EIA lowers crude oil price forecast through 2016

graph of crude oil prices and nymex confidence intervals, as explained in the article text
Source: U.S. Energy Information Administration, Short-Term Energy Outlook, August 2015
Note: Similar confidence intervals cannot be established around the Brent futures price, as trading volumes on Brent futures contracts are relatively sparse compared to WTI trading volumes.

Amid high uncertainty in the global oil market, EIA has lowered crude oil price forecasts in the Short-Term Energy Outlook (STEO), expecting West Texas Intermediate (WTI) crude oil prices to average $49 per barrel (b) in 2015 and $54/b in 2016, $6/b and $8/b lower than forecast in last month's STEO, respectively. Concerns over the pace of economic growth in emerging markets, continuing (albeit slowing) supply growth, increases in global liquids inventories, and the possibility of increasing volumes of Iranian crude oil entering the market contributed to the changed forecast.

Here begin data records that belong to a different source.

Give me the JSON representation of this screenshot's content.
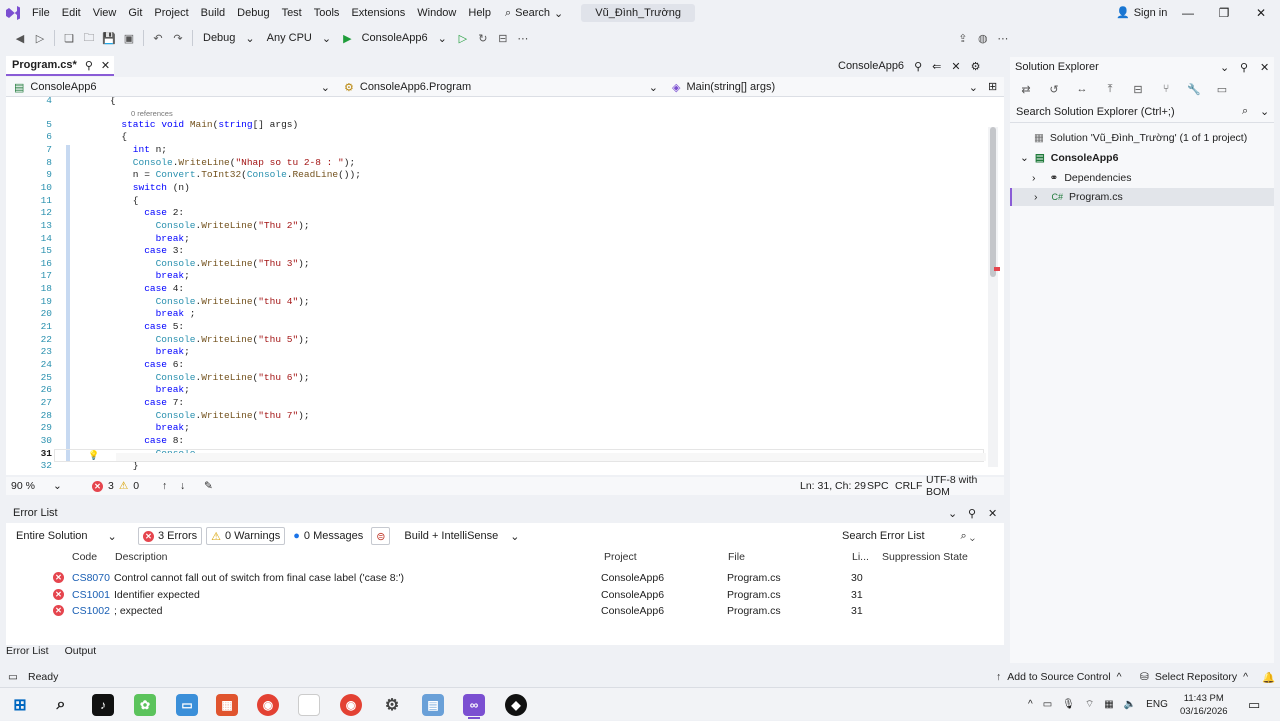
{
  "menubar": {
    "items": [
      "File",
      "Edit",
      "View",
      "Git",
      "Project",
      "Build",
      "Debug",
      "Test",
      "Tools",
      "Extensions",
      "Window",
      "Help"
    ],
    "search_label": "Search",
    "solution_name": "Vũ_Đình_Trường",
    "signin_label": "Sign in"
  },
  "toolbar": {
    "config": "Debug",
    "platform": "Any CPU",
    "run_target": "ConsoleApp6"
  },
  "editor": {
    "tab_label": "Program.cs*",
    "project_tab": "ConsoleApp6",
    "nav_project": "ConsoleApp6",
    "nav_class": "ConsoleApp6.Program",
    "nav_member": "Main(string[] args)",
    "references": "0 references",
    "lines": [
      {
        "n": "4",
        "t": "{"
      },
      {
        "n": "5",
        "t": "static void Main(string[] args)"
      },
      {
        "n": "6",
        "t": "{"
      },
      {
        "n": "7",
        "t": "int n;"
      },
      {
        "n": "8",
        "t": "Console.WriteLine(\"Nhap so tu 2-8 : \");"
      },
      {
        "n": "9",
        "t": "n = Convert.ToInt32(Console.ReadLine());"
      },
      {
        "n": "10",
        "t": "switch (n)"
      },
      {
        "n": "11",
        "t": "{"
      },
      {
        "n": "12",
        "t": "case 2:"
      },
      {
        "n": "13",
        "t": "Console.WriteLine(\"Thu 2\");"
      },
      {
        "n": "14",
        "t": "break;"
      },
      {
        "n": "15",
        "t": "case 3:"
      },
      {
        "n": "16",
        "t": "Console.WriteLine(\"Thu 3\");"
      },
      {
        "n": "17",
        "t": "break;"
      },
      {
        "n": "18",
        "t": "case 4:"
      },
      {
        "n": "19",
        "t": "Console.WriteLine(\"thu 4\");"
      },
      {
        "n": "20",
        "t": "break ;"
      },
      {
        "n": "21",
        "t": "case 5:"
      },
      {
        "n": "22",
        "t": "Console.WriteLine(\"thu 5\");"
      },
      {
        "n": "23",
        "t": "break;"
      },
      {
        "n": "24",
        "t": "case 6:"
      },
      {
        "n": "25",
        "t": "Console.WriteLine(\"thu 6\");"
      },
      {
        "n": "26",
        "t": "break;"
      },
      {
        "n": "27",
        "t": "case 7:"
      },
      {
        "n": "28",
        "t": "Console.WriteLine(\"thu 7\");"
      },
      {
        "n": "29",
        "t": "break;"
      },
      {
        "n": "30",
        "t": "case 8:"
      },
      {
        "n": "31",
        "t": "Console."
      },
      {
        "n": "32",
        "t": "}"
      }
    ],
    "zoom": "90 %",
    "error_count": "3",
    "warning_count": "0",
    "position": "Ln: 31, Ch: 29",
    "indent": "SPC",
    "line_ending": "CRLF",
    "encoding": "UTF-8 with BOM"
  },
  "solution_explorer": {
    "title": "Solution Explorer",
    "search_placeholder": "Search Solution Explorer (Ctrl+;)",
    "solution": "Solution 'Vũ_Đình_Trường' (1 of 1 project)",
    "project": "ConsoleApp6",
    "dependencies": "Dependencies",
    "file": "Program.cs"
  },
  "error_list": {
    "title": "Error List",
    "scope": "Entire Solution",
    "errors_filter": "3 Errors",
    "warnings_filter": "0 Warnings",
    "messages_filter": "0 Messages",
    "source": "Build + IntelliSense",
    "search_placeholder": "Search Error List",
    "columns": {
      "code": "Code",
      "description": "Description",
      "project": "Project",
      "file": "File",
      "line": "Li...",
      "suppression": "Suppression State"
    },
    "rows": [
      {
        "code": "CS8070",
        "description": "Control cannot fall out of switch from final case label ('case 8:')",
        "project": "ConsoleApp6",
        "file": "Program.cs",
        "line": "30"
      },
      {
        "code": "CS1001",
        "description": "Identifier expected",
        "project": "ConsoleApp6",
        "file": "Program.cs",
        "line": "31"
      },
      {
        "code": "CS1002",
        "description": "; expected",
        "project": "ConsoleApp6",
        "file": "Program.cs",
        "line": "31"
      }
    ]
  },
  "bottom_tabs": [
    "Error List",
    "Output"
  ],
  "status": {
    "ready": "Ready",
    "source_control": "Add to Source Control",
    "repository": "Select Repository"
  },
  "taskbar": {
    "lang": "ENG",
    "time": "11:43 PM",
    "date": "03/16/2026"
  },
  "colors": {
    "accent": "#8a5cd6",
    "error": "#e5454e",
    "keyword": "#0000ff",
    "type": "#2b91af",
    "string": "#a31515"
  }
}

Since the beginning of 2015, North Sea Brent has traded about $5/b more than WTI, and EIA expects this $5/b price spread to persist at least through 2016. As gasoline prices tend to follow Brent crude oil prices, retail gasoline prices are expected to remain relatively low. EIA's updated projection remains subject to significant uncertainties: the pace and volume at which Iranian oil reenters the market, the strength of oil consumption growth, and the responsiveness of non-OPEC production to low oil prices.

WTI futures contracts for November 2015 delivery, traded during the five-day period ending August 6, averaged $47/b. As detailed in the August Market Prices and Uncertainty Report, current values of futures and options contracts continue to suggest high uncertainty in the crude oil price outlook. These values established the lower and upper limits of the 95% confidence interval for the market's expectations of monthly average WTI prices in November 2015 at $34/b and $64/b, respectively. The 95% confidence interval for market expectations widens over time, with lower and upper limits of $27/b and $103/b for prices in December 2016. Implied volatility now averages 37%, more than double the implied volatility average this time last year (16%).

As the price of crude oil changes, prices of wholesale, and ultimately retail, gasoline adjust to reflect crude oil costs. All other factors being equal, a $1-per-barrel change in the price of crude oil will result in a change of 2.4 cents per gallon in the price of wholesale and retail gasoline. (There are 42 gallons in a barrel, and 2.4 cents is 1/42 of $1.00.)

However, ongoing refinery outages in California and strong gasoline demand in the United States and abroad have kept gasoline prices elevated the past two months despite falling crude oil prices. U.S. regular gasoline monthly average retail prices averaged $2.79/gallon (gal) in July, with large differences in prices across regions: $2.49/gal in the Gulf Coast region to $3.51/gal in the West Coast region. Refinery outages on the West Coast have contributed to higher gasoline prices and significant price volatility. West Coast regular gasoline prices increased to a new 2015 peak of $3.60/gal on July 20, and have since fallen to $3.36/gal as of August 10. West Coast gasoline prices are expected to exceed the national average through at least 2016. In addition, gasoline prices in Chicago and elsewhere in the Midwest have risen following an unplanned outage at BP's refinery in Whiting, Indiana.

graph of regular retail gasoline prices, as explained in the article text
Source: U.S. Energy Information Administration, Short-Term Energy Outlook, August 2015

Principal contributor: Sean Hill